The activity which I probably enjoyed the most was that of the Portuguese students and their simulation of a restaurant. This really made you use the language and gave you a real life outlook on how things would be if you were to order food in Brazil.
Another aspect that opened my eyes about many focus points was when I was introduced to the many online modules from various professors. Topics included things such as vocabulary, culture, technology, listening, classroom management, writing, grammar, and assessment. These professors had very in depth ideas about these topics.
Dr. Nancy Guilloteau believed in her module on vocabulary that the words should be repeated over and over and later introduced into richer texts. Dr. Thomas Garza had the fascinating idea that culture is almost like a fifth skill. Students cannot just plainly learn to read, write and speak the language, they must also learn the culture and embrace it or else they may do some cultural blunders. Dr. Orlando Kelm spoke of technology and how it can be used to help in the study of languages. Dr. Mahmoud al-Batal had various ideas on how extensive listening was correlated with extensive reading. Dr. Esther Raizen spoke of classroom management and how it is more a sense of controlling the class and keeping them on task rather than actual management. Dr. Zsuzsanna Abrams had many activities to develop a student’s foreign language writing. Dr. Rafael Salaberry’s module of grammar showed us that it is very important to realize with whom or for who the text is being prepared for. What age level are we speaking to or from what region the people come from. Things like this are very important when deciding what words to use. Lastly, Dr. Lia Plakans spoke of assessing a student. Her idea that there are three things the teacher must ask themselves before preparing a test, why are we testing the students, what are we testing and how will it be tested.

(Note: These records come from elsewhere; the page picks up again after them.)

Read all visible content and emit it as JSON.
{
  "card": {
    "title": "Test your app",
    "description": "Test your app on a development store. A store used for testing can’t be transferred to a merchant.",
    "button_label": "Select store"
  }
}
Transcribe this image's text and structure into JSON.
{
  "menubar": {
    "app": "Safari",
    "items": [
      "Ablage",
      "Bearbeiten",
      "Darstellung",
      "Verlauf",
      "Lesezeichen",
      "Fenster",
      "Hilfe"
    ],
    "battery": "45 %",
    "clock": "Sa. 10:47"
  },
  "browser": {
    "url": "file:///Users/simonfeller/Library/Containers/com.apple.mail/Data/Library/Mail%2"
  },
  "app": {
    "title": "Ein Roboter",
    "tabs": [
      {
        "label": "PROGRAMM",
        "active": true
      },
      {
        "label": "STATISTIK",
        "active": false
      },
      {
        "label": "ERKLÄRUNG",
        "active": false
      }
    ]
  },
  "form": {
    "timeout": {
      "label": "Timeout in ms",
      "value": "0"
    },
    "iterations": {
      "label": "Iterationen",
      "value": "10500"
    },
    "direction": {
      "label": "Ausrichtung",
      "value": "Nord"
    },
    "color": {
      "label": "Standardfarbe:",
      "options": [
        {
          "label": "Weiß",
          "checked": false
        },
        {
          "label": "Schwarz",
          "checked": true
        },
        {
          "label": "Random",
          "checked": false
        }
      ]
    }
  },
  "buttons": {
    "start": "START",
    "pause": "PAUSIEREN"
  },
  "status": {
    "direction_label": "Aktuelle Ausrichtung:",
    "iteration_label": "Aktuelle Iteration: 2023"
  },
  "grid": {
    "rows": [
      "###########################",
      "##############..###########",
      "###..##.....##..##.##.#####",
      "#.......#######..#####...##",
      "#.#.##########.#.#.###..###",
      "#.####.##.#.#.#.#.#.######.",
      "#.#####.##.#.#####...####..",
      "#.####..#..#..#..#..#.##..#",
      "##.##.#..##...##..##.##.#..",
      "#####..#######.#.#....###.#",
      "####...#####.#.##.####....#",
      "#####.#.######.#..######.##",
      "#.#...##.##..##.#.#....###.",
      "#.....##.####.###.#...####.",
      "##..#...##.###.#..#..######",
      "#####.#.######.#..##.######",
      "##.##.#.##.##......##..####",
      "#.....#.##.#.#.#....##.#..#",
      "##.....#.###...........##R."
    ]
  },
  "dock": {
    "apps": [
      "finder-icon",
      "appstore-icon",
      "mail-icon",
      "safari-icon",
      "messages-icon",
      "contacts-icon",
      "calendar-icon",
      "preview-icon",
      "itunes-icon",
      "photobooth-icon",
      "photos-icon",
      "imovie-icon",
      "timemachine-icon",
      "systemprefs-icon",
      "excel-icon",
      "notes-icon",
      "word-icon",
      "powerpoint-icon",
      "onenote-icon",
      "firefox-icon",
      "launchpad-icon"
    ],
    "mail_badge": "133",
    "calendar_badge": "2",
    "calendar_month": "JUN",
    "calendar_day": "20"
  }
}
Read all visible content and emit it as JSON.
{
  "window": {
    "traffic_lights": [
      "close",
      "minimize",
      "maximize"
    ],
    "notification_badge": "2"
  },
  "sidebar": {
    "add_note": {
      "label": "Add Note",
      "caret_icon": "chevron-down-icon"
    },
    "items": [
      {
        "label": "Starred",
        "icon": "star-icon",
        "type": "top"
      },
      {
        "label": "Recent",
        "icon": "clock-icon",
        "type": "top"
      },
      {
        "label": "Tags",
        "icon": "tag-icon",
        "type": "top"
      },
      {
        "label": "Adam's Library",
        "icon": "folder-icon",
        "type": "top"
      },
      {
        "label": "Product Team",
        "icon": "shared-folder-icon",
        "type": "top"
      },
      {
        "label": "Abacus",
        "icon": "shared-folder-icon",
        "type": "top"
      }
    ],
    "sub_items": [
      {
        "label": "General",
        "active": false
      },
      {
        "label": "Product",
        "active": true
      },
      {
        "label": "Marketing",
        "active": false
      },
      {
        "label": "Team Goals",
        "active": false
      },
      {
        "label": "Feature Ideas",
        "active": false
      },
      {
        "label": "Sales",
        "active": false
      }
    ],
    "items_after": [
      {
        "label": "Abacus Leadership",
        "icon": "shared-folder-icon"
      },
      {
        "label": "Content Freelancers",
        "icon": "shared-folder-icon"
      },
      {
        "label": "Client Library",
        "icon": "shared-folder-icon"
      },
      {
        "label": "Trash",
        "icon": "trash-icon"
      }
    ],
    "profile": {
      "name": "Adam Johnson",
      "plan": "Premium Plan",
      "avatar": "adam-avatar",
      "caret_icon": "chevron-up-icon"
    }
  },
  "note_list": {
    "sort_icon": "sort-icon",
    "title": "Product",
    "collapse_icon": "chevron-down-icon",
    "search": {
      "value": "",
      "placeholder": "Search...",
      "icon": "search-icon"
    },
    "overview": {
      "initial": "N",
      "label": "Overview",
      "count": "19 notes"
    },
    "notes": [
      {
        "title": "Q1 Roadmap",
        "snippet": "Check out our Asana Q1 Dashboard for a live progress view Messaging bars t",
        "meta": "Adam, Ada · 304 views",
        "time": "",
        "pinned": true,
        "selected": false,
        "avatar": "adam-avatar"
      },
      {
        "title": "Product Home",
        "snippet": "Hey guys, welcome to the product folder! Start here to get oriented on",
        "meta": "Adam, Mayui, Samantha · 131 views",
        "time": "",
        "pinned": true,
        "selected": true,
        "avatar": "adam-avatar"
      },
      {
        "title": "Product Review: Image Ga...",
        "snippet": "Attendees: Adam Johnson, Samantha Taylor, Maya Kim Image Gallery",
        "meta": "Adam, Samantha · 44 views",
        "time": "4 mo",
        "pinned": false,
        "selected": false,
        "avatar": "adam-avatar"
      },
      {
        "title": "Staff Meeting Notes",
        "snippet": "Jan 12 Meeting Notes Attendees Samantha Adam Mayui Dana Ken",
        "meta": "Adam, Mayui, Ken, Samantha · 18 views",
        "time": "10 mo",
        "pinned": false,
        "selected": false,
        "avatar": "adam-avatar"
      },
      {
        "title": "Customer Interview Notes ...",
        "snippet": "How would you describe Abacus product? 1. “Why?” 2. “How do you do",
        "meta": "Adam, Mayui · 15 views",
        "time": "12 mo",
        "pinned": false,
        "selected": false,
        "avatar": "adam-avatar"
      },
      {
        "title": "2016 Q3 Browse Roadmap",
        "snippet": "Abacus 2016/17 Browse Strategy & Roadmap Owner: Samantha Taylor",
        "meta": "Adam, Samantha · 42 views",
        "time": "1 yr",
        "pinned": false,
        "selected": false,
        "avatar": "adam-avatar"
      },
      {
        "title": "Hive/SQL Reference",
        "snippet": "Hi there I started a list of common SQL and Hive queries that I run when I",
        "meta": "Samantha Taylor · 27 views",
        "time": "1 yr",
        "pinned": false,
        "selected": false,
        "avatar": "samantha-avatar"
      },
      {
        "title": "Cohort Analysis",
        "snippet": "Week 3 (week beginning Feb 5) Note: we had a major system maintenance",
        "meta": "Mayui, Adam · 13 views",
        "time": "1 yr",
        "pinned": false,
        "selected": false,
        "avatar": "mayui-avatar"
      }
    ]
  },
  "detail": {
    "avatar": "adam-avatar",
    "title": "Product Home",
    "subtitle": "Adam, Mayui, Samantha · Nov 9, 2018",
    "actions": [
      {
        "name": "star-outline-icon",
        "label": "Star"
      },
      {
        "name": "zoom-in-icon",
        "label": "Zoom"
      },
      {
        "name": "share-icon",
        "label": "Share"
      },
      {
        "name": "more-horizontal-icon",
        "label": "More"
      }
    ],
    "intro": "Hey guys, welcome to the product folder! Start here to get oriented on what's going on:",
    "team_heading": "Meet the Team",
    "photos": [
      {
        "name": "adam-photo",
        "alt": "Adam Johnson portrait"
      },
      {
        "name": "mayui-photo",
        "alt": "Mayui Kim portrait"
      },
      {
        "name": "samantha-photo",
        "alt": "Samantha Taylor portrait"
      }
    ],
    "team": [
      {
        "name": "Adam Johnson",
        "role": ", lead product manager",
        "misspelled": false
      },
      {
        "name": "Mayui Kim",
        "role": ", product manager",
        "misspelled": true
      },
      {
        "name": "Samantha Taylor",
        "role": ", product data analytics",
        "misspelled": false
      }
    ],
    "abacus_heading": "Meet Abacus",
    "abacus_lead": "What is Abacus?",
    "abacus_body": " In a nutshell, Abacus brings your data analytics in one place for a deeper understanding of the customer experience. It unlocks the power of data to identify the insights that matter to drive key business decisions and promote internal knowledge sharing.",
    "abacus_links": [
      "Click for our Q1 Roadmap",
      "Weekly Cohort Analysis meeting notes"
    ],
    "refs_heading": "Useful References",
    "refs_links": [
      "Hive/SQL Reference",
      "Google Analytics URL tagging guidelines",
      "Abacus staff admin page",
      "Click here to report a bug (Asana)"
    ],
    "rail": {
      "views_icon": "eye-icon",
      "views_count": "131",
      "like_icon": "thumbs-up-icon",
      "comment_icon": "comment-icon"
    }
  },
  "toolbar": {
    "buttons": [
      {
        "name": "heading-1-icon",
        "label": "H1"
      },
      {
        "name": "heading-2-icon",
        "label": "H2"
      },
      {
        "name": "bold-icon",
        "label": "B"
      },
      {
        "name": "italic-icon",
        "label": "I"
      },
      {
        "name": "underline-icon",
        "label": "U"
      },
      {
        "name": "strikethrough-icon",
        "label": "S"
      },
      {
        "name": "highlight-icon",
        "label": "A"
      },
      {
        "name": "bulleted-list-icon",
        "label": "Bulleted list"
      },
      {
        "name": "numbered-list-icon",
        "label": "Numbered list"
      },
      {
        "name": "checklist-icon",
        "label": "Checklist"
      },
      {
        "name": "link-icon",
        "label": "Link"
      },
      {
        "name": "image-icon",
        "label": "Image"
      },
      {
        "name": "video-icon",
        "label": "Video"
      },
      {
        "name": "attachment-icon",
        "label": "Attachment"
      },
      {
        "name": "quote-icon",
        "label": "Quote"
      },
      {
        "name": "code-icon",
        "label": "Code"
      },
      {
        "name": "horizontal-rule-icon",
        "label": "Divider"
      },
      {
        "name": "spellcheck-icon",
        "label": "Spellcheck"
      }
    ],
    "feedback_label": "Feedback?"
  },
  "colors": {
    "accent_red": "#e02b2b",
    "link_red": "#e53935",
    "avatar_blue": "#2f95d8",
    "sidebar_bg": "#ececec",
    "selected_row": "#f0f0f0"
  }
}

I never realized how much goes into the studies of these topics but it is great to know that so much is going into the idea of language learning and teaching.
After taking this class I realize that culture is the most important thing that one can possess. It is what makes us different and worth studying. More and more people are beginning to understand the fact that a language cannot be fully taught without some kind of cultural emphasis. Maybe I am optimistic but I believe that very soon the days will be gone of the textbook with only a few pictures of the foreign country. I can only imagine what future students will be exposed to once technology is controlled and used properly inside of the classroom. Maybe it will be normal for students to be trilingual because learning languages will be more easily accessible. In the end I believe that the most important aspect of learning a language is repetition. Keep repeating terms and topics throughout your studies so that they will stay in your long term memory and eventually you will be surprised at how much you retain and know.